If in the experience of Jesus the cross was a metonym for His mission, there is a sense then in which the cross also stands for that mission in life to which the Christian has been called.' "To bear the cross," therefore, means further that the Christian is called upon to imitate Jesus' commitment to doing that particular task assigned him by God and doing it completely (Luke 14:27, noting esp. the words "his own cross"; cf. John 17:4). The cross is a symbol, then, of life lived under Christian discipline, marked by voluntary obedience to the will of God.
The cross is also a symbol of the shame and humiliation which the Christian must be prepared to endure for the sake of Christ (Heb 12:2 with 13:12, 13; cf. also Ign. Trail. 11:2: Hermas, Vis. 3. 2. 1). It is a symbol, further, of the destruction of everything which interposes itself between man and God, whether it be an institutionalized religion, as in the case of Paul (Gal 6:14), or material things, as in the case of Ignatius (Rom 7:2), or whatever else there might be. The cross, too, is a symbol of that mystical union of the Christian with Christ, wherein one's old evil impulses are crucified with Christ, and new desires and powers are released in his life (Gal 2:19b, 20; Rom 6:6).
The Christian's cross is always a voluntary thing. Unlike the convict he never is compelled to carry it: "If any man wills to do so," Jesus said (Mark 8:34). Nor is there ever any hint that the Christian, like Christ, by bearing his cross acts redemptively or becomes accursed in behalf of others or thereby atones for another's sins. Yet there is a sense in which the Christian who bears the cross fills up (supplements) on his part the things lacking of the afflictions of Christ (Col 1:24), i.e. by continued acts of self-denial on the part of successive individuals through the years in the interest of God and humanity, the work which Christ began continues even to the present.
BIBLIOGRAPHY. H. Cremer, Biblico-Theo-logical Lexicon of NT Greek (1892); F. W. Dilli-stone, Jesus Christ and His Cross (1953); L. Morris, The Apostolic Preaching of the Cross (1955); J. Schneider, eravpos, in G. Kittel, ed., Theologisches Worterbuch zum NT (1962); Theological Dictionary of the NT, tr. and ed. by G. W. Bromiley (1971).

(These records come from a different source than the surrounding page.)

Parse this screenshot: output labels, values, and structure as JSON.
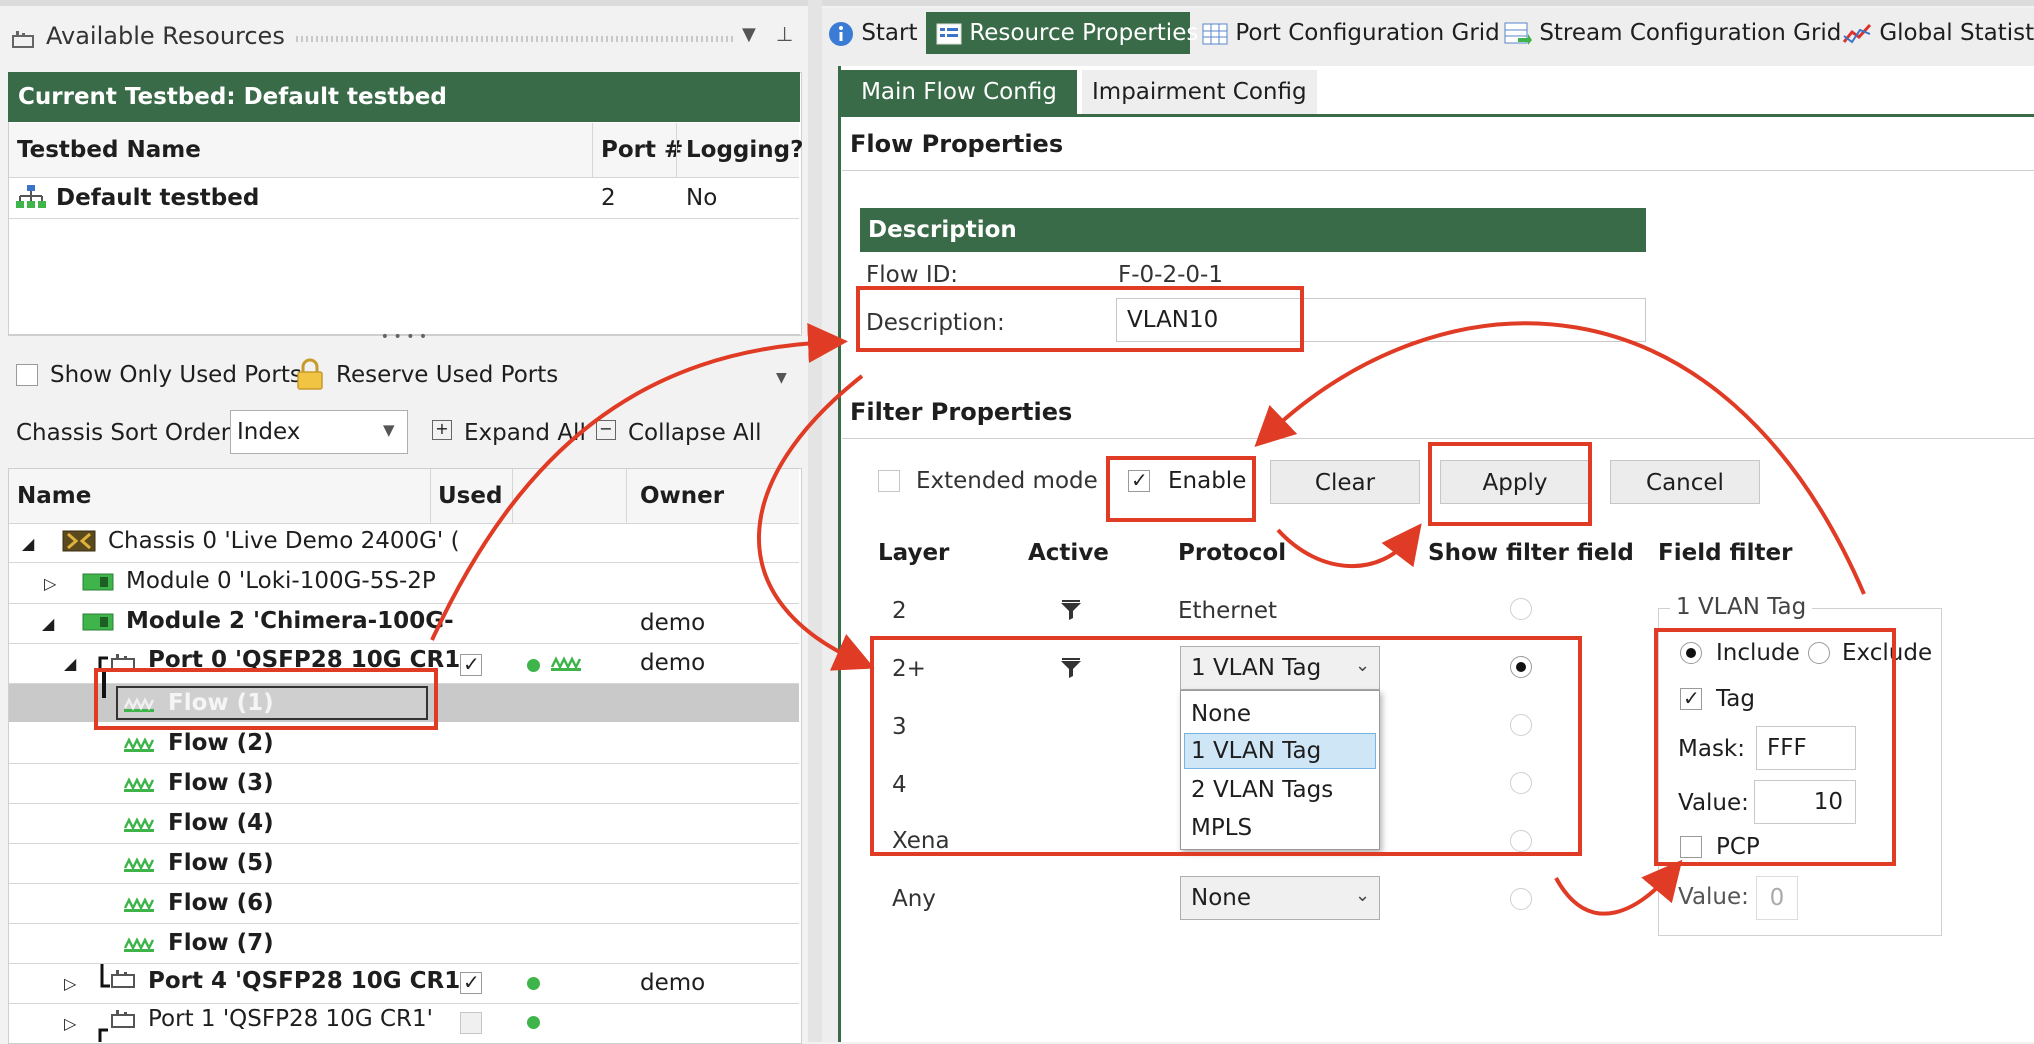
{
  "left": {
    "panel_title": "Available Resources",
    "testbed_header": "Current Testbed: Default testbed",
    "columns": {
      "name": "Testbed Name",
      "port": "Port #",
      "logging": "Logging?"
    },
    "testbed_row": {
      "name": "Default testbed",
      "port": "2",
      "logging": "No"
    },
    "show_only_used": "Show Only Used Ports",
    "reserve_used": "Reserve Used Ports",
    "sort_label": "Chassis Sort Order:",
    "sort_value": "Index",
    "expand_all": "Expand All",
    "collapse_all": "Collapse All",
    "tree_cols": {
      "name": "Name",
      "used": "Used",
      "owner": "Owner"
    },
    "tree": {
      "chassis": "Chassis 0 'Live Demo 2400G' (",
      "module0": "Module 0 'Loki-100G-5S-2P",
      "module2": "Module 2 'Chimera-100G-",
      "module2_owner": "demo",
      "port0": "Port 0 'QSFP28 10G CR1",
      "port0_owner": "demo",
      "flows": [
        "Flow (1)",
        "Flow (2)",
        "Flow (3)",
        "Flow (4)",
        "Flow (5)",
        "Flow (6)",
        "Flow (7)"
      ],
      "port4": "Port 4 'QSFP28 10G CR1",
      "port4_owner": "demo",
      "port1": "Port 1 'QSFP28 10G CR1'"
    }
  },
  "tabs": [
    "Start",
    "Resource Properties",
    "Port Configuration Grid",
    "Stream Configuration Grid",
    "Global Statistic"
  ],
  "subtabs": {
    "main": "Main Flow Config",
    "impairment": "Impairment Config"
  },
  "flow": {
    "section_title": "Flow Properties",
    "desc_header": "Description",
    "flow_id_label": "Flow ID:",
    "flow_id": "F-0-2-0-1",
    "desc_label": "Description:",
    "desc_value": "VLAN10"
  },
  "filter": {
    "section_title": "Filter Properties",
    "extended_mode": "Extended mode",
    "enable": "Enable",
    "clear": "Clear",
    "apply": "Apply",
    "cancel": "Cancel",
    "cols": {
      "layer": "Layer",
      "active": "Active",
      "protocol": "Protocol",
      "show": "Show filter field",
      "field": "Field filter"
    },
    "layers": [
      "2",
      "2+",
      "3",
      "4",
      "Xena",
      "Any"
    ],
    "ethernet": "Ethernet",
    "protocol_2plus": "1 VLAN Tag",
    "protocol_any": "None",
    "dropdown_options": [
      "None",
      "1 VLAN Tag",
      "2 VLAN Tags",
      "MPLS"
    ],
    "field_group": "1 VLAN Tag",
    "include": "Include",
    "exclude": "Exclude",
    "tag": "Tag",
    "mask_label": "Mask:",
    "mask_value": "FFF",
    "value_label": "Value:",
    "value": "10",
    "pcp": "PCP",
    "pcp_value_label": "Value:",
    "pcp_value": "0"
  },
  "colors": {
    "header_green": "#3a6b48",
    "highlight": "#e03b24",
    "selection": "#cfe6f7"
  }
}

THE IDEA THAT WE AS CHRISTIANS SHOULD NOT USE THE WORD “CROSS” EVEN NOT SAYING “CROSS” WHEN READING FROM THE KJV, IS NOT A WARRANTED TRUE THEOLOGY OF GOD.
THE FACTS OF RECORDED HISTORY TELL US VERY PLAINLY JESUS WAS CRUCIFIED ON A BEAM THAT HAD A CROSS BEAN; HIS ARMS THEN OUT HORIZONTALLY TO THE GROUND, HANDS BEING NAILED TO THAT CROSS BEAM.

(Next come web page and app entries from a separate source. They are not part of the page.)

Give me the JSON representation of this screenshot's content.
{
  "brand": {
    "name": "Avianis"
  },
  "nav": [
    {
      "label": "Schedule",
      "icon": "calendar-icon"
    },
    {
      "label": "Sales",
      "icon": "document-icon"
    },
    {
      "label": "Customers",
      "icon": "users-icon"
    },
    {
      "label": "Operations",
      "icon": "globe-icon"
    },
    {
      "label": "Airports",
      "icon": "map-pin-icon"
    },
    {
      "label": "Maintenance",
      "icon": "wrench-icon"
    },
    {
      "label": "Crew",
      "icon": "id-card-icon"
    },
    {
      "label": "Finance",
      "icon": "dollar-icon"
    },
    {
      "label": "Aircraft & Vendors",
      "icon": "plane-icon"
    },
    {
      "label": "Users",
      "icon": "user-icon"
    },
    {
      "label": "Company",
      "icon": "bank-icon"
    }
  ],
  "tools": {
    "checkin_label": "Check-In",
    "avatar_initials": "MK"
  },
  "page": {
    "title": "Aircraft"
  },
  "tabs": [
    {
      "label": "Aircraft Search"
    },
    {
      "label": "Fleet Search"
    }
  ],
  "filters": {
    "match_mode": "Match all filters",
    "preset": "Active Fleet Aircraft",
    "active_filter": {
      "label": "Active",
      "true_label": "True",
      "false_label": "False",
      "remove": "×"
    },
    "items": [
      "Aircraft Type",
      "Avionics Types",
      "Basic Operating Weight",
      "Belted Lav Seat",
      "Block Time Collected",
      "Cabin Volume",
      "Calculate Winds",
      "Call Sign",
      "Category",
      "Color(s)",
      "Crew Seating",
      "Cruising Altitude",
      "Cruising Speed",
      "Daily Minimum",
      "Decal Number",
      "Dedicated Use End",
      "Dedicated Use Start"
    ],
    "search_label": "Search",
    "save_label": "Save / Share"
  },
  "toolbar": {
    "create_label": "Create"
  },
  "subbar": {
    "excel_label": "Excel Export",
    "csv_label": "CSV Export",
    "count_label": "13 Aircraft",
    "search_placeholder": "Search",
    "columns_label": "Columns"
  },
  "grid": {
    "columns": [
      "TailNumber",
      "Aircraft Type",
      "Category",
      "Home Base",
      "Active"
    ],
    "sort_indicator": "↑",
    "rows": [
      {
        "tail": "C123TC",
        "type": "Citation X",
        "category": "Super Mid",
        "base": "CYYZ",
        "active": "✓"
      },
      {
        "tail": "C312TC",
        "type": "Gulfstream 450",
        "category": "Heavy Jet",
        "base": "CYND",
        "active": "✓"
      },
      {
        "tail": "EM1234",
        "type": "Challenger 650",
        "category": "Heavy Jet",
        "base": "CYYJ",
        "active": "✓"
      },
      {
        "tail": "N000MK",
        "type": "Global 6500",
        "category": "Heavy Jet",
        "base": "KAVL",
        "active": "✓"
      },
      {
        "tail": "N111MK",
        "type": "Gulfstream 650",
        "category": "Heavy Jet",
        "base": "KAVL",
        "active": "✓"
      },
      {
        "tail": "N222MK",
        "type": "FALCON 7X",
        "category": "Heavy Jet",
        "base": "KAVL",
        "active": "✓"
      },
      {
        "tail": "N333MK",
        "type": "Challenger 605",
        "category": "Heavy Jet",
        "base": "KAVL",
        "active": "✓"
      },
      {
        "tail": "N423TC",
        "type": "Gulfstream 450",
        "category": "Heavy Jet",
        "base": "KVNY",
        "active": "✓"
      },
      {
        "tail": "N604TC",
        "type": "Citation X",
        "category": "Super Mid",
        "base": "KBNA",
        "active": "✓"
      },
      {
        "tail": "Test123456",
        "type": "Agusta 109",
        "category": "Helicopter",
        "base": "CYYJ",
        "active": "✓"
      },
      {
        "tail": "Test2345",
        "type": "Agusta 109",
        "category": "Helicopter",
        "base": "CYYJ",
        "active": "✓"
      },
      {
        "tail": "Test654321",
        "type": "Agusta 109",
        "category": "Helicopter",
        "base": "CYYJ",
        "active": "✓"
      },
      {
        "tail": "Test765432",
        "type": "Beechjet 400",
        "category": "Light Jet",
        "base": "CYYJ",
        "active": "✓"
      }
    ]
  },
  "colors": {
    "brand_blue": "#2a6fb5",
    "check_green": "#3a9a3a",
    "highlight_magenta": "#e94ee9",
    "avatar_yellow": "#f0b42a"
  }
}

IT IS OVER-ZEAL, ZEAL NOT ACCORDING TO FACTS OF HISTORY, A MISPLACED ZEAL, THAT SOME PEOPLE DO NOT WANT TO USE THE WORD “CROSS.”
IN THE ENGLISH LANGUAGE THE WORD “CROSS” BRINGS AN IMMEDIATE SENSE TO THE MIND, THAT WE ARE TALKING ABOUT AN UPRIGHT BEAM WITH A CROSS BEAM.

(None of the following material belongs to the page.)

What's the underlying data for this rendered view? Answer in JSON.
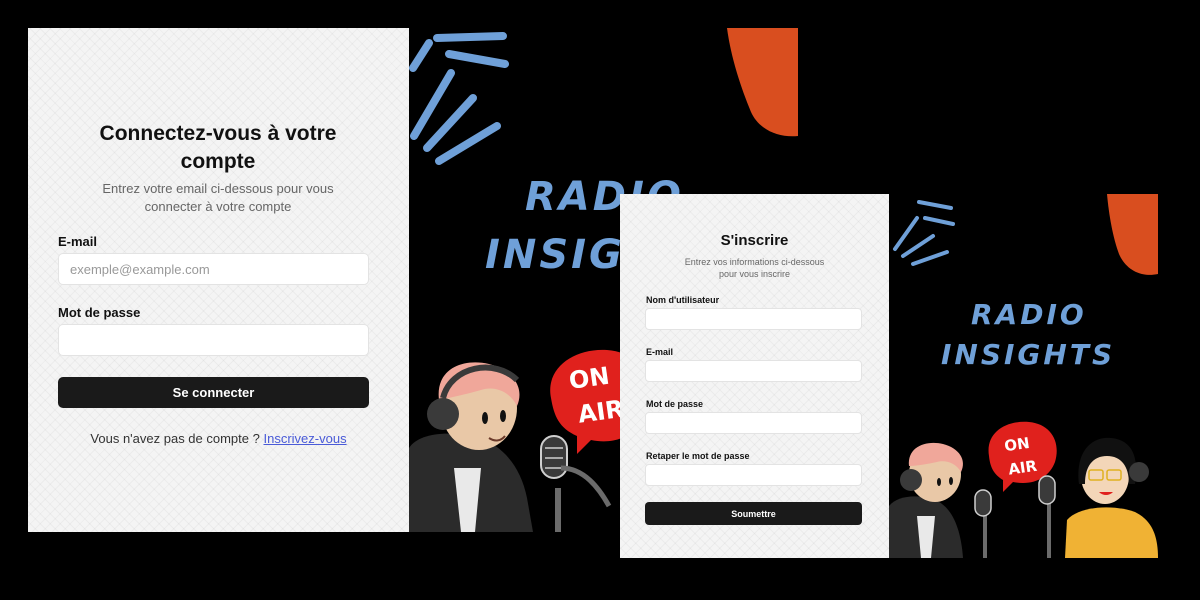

THERE IS NOTHING WHATSOEVER WRONG WITH USING THE ENGLISH WORD “CROSS” IN SPEAKING ABOUT THE DEATH OF JESUS, AND USING THAT WORD AS TRANSLATED IN THE KJV BIBLE.
IT IS RELIGIOUS CULTS THAT TEND TO GET CAUGHT UP IN SOME “NEVER USE THIS WORD’ OR “CAN ONLY USE THIS WORD” AS LIKE THE CULTS OF “SACRED NAME” GROUPS.